To make it through the protective nuclear membrane, a viral protein needs to be attached to a particular kind of amino acid sequence. These amino acid sequences, called nuclear localization signals (NLS), work like keycards. Flashing the right sequence allows a viral protein to pass into the nucleus—so viruses have gotten good at faking these sequences.
For the new study, the researchers worked to track down the NLS that allowed pUL13 to move to, or “localize,” to the cell nucleus.
By studying DEV’s genetic sequence, the researchers predicted that the virus could make two amino acid sequences, called peptides, that might work as NLS.
To test this prediction, the researchers used strains of DEV that had one or both NLS deleted. They found that deleting both signals led to pUL13 lingering in the cytoplasm and not moving into the cell nucleus. “These results suggest that both NLS1 and NLS2 are responsible for and work together to enhance the nuclear localization of DEV pUL13,” write the study authors.
To learn more about how these NLS helped pUL13 move into the cell nucleus, the researchers treated infected cells with the pharmaceutical ivermectin. Ivermectin has been shown to inhibit the ability of viral proteins to move into a cell nucleus—but only if that movement relies on an interaction between molecules called importin alpha and beta.

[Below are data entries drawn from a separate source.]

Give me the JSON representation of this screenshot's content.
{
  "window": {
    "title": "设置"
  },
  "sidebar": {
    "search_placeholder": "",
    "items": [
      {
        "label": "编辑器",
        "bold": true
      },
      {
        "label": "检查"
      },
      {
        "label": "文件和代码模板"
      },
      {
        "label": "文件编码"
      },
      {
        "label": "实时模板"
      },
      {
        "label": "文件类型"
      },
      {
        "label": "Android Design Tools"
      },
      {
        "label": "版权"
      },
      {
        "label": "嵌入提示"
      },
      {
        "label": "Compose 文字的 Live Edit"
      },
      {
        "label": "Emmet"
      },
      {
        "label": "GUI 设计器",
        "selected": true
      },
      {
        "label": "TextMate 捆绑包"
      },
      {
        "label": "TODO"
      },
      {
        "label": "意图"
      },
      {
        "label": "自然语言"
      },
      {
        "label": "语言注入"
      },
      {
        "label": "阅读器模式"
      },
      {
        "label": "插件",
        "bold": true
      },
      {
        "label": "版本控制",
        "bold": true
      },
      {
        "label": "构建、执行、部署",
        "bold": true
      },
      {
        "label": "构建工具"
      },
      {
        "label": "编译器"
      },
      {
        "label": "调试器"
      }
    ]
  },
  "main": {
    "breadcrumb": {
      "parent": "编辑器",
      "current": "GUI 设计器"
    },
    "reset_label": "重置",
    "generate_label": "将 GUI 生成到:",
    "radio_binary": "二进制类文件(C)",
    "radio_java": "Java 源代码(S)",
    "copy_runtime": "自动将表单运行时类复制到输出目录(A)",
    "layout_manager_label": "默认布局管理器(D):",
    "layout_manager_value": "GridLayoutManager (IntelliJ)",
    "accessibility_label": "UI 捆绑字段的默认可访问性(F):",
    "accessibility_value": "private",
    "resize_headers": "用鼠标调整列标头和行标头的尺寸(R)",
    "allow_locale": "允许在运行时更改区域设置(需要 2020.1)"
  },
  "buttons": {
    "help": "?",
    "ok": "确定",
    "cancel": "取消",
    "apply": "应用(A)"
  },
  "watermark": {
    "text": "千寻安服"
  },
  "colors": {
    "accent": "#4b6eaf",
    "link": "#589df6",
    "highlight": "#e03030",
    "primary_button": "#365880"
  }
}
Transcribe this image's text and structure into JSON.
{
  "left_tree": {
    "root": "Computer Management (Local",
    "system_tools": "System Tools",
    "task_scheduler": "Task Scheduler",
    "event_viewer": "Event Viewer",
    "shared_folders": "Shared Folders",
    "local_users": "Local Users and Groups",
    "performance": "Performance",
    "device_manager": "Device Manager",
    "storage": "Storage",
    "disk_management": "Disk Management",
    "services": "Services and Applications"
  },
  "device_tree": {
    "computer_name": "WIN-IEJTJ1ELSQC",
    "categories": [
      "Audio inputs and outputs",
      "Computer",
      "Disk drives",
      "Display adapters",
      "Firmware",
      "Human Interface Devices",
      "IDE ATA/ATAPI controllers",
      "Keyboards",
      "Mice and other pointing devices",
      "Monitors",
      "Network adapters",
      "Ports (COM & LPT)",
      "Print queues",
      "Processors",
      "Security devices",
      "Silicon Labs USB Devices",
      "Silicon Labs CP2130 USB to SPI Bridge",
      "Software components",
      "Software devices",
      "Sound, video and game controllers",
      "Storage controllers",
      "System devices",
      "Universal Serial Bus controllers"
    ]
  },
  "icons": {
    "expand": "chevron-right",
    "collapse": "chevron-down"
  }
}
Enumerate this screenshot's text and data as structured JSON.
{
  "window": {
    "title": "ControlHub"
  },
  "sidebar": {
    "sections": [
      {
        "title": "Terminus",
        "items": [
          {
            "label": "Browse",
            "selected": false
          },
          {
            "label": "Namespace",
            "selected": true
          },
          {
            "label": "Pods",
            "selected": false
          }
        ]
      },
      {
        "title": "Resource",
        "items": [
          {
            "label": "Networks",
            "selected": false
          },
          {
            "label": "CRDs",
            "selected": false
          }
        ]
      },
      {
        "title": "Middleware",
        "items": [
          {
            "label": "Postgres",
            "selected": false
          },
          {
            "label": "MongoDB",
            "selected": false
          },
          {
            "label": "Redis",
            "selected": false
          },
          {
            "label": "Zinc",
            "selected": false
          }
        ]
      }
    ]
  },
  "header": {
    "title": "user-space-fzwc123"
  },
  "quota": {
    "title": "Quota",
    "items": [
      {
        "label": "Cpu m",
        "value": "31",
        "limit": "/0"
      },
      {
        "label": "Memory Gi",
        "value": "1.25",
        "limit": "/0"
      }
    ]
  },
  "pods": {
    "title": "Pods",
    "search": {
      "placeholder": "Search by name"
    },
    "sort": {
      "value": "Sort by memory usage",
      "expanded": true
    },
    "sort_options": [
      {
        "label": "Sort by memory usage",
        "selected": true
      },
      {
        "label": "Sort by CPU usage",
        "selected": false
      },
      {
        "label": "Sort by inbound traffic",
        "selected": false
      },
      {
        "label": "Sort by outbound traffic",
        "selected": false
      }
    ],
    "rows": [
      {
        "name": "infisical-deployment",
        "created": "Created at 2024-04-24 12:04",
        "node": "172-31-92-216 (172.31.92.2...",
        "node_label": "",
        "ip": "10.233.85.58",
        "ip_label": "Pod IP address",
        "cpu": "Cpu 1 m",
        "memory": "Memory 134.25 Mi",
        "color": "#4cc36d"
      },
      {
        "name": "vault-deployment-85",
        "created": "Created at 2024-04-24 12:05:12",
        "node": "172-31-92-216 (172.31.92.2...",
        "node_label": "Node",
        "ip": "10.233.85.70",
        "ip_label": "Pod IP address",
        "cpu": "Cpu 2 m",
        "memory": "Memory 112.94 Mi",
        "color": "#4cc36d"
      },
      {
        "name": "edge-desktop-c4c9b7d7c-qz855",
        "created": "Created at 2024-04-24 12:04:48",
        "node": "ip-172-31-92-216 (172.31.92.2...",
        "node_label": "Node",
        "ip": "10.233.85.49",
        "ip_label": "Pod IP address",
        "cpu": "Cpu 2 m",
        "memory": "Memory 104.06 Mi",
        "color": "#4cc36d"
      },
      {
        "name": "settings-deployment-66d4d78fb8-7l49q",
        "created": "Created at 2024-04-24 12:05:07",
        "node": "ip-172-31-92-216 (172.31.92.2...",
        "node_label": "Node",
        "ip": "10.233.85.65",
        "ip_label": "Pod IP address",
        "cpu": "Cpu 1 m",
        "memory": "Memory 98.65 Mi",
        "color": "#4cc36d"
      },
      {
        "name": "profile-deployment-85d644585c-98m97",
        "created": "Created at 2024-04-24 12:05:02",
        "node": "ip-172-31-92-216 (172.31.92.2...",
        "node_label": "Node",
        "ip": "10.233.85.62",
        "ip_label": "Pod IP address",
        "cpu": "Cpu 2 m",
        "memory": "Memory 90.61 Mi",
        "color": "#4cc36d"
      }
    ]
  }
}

The researchers found that ivermectin treatment did result in lower levels of pUL13 in the cell nucleus. This result suggests that pUL13 relies on the “classical” mode of transport, via importin alpha and beta, to get to the cell nucleus. The NLS they discovered likely mediate this interaction.
Although it is too early to know whether these insights could lead to better vaccines or therapies for DEV, the study is an example of how challenges in poultry science can lead to breakthroughs in basic research.
From a virology standpoint, pUL13 is especially interesting to study because it is related to proteins in human pathogens. Human cytomegalovirus, Epstein-Barr virus, and human herpesvirus 6 each have “homologous” proteins to DEV pUL13. These proteins don’t perform the same functions for each virus, but they have a common ancestor—and they gather in the same location: the cell nucleus.
Now that the researchers have uncovered the NLS driving pUL13 localization, the next step is to further study the function of this protein.
What does this study mean for producers?
The full paper, titled “Two nuclear localization signals regulate intracellular localization of the duck enteritis virus UL13 protein,” can be found in Poultry ScienceⓇ and online here.
Categories: Interpretive Summary